The counter-argument often put forward is that listed investments contain ‘beta risk’; i.e., are subject to the volatility of the broader equities market because they are listed on an exchange. The merit of this argument is rather difficult to follow. For example, in the event that an asset is 50% privately traded and 50% publicly traded, it is difficult to make the case that the publicly traded portion of the same asset carries higher risk.
Given the above, it is rather surprising that many institutional investors deem private-market assets lower risk than their publicly traded equivalents. In the eyes of rational investors, asset valuation frequency has no bearing on an asset’s fundamental business risk; however, the more frequently an asset is valued, the lower the investment risk it presents.
6. More mispricing opportunities

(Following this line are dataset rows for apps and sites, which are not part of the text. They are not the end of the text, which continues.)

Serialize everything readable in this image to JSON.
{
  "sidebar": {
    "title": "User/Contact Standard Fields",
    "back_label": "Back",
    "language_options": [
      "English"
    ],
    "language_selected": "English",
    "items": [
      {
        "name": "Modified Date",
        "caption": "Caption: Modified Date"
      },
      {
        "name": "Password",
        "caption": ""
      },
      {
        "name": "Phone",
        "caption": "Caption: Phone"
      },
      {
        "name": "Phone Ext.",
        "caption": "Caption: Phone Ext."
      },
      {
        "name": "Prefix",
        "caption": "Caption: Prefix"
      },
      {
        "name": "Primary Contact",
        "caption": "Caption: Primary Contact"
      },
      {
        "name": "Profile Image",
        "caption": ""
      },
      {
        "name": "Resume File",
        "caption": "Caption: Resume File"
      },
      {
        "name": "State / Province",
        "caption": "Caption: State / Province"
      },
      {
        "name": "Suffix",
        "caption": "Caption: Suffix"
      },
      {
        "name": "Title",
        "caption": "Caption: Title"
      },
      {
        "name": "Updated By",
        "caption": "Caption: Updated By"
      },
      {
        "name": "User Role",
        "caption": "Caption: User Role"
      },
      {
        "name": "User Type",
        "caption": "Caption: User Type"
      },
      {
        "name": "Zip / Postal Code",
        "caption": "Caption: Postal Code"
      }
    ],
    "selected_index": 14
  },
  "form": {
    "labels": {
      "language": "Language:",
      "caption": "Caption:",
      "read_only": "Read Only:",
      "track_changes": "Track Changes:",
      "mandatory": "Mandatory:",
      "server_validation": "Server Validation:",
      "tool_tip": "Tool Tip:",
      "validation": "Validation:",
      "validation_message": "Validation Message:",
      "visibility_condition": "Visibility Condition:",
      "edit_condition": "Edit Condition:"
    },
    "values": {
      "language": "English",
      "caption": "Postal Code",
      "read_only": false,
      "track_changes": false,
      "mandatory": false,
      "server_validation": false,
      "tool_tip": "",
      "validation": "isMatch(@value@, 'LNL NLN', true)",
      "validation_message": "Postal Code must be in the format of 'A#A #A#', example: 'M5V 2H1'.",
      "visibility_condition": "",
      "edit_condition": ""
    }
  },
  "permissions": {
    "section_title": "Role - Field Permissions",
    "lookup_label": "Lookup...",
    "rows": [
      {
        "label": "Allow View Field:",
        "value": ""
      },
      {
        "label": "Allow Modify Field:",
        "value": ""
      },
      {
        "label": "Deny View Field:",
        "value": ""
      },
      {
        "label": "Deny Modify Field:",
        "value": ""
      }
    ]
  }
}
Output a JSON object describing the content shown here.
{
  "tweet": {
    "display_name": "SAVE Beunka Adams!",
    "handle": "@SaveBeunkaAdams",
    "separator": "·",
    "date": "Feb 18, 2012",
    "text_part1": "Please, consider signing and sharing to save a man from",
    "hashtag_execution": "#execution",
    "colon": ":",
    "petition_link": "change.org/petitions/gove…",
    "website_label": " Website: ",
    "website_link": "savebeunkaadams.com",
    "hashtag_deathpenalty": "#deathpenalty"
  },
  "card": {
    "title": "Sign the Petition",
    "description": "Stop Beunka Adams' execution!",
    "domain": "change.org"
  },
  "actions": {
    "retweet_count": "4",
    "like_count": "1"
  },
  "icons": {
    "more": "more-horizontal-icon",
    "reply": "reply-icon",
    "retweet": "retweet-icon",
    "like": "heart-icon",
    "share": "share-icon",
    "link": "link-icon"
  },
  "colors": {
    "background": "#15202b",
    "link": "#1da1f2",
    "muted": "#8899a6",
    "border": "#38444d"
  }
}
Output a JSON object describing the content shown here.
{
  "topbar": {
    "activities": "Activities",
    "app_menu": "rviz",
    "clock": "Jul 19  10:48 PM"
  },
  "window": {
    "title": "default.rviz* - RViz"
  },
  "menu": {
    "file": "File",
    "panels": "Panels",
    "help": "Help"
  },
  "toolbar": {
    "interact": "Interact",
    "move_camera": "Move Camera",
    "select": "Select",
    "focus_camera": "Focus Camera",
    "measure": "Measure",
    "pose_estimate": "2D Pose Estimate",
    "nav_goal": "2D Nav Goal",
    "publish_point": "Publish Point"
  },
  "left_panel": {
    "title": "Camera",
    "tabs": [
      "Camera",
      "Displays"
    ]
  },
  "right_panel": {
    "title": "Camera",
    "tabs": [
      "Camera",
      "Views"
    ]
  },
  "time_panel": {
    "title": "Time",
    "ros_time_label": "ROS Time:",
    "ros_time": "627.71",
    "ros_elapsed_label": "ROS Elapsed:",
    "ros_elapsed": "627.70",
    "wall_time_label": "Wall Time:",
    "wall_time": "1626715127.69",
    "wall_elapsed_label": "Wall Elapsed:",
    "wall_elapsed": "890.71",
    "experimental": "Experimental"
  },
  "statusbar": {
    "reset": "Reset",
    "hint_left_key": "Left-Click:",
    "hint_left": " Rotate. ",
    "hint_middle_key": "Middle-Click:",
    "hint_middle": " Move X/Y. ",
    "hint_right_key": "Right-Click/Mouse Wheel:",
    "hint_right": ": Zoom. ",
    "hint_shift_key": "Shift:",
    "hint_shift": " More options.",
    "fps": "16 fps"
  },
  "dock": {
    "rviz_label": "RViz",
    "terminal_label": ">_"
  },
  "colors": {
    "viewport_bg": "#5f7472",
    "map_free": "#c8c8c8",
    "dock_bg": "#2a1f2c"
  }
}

The nature of listed markets provides skilled investors with the opportunity to purchase assets at a material discount to their intrinsic value or to sell them at material premiums.
In recent years, demand-and-supply dynamics for private-market infrastructure have shifted such that many of these assets have been acquired at valuation premiums to their publicly traded alternatives.
As shown in Chart 6, within the UK utilities sector, valuation differences have been pronounced. Despite the country’s sophisticated regulatory regime that permits utilities to earn a set, fair return on their regulated asset base (which can be thought of as net tangible assets), and regardless of ownership, valuation premiums have persisted over the past decade. The chart shows private-market transaction valuations have exceeded trading multiples by between 20% and 50% to the underlying net tangible assets. The mispricing opportunities are also available within global airports.
Chart 6: Relative pricing opportunities within UK water utilities.
Sources: Company accounts, Magellan research.
Chart 7: Relative pricing opportunities within global airports.
Sources: Company accounts, Magellan research.
7. Transparency of assets from the outset
Another benefit of listed securities is that investors are well informed and aware of the likely assets that will form part of a listed infrastructure portfolio. This contrasts with private infrastructure funds that can often involve a ‘blind commitment’ to a fund that may, at the end of the investment period, hold lower-quality non-core assets than promised at the outset.
8. No forced asset sales
Another factor in favour of listed securities is that there are no forced asset sales. The closed-ended nature of private infrastructure funds can result in redeeming assets at sub-optimal market conditions. The open-ended nature of listed assets means exposure can be held indefinitely.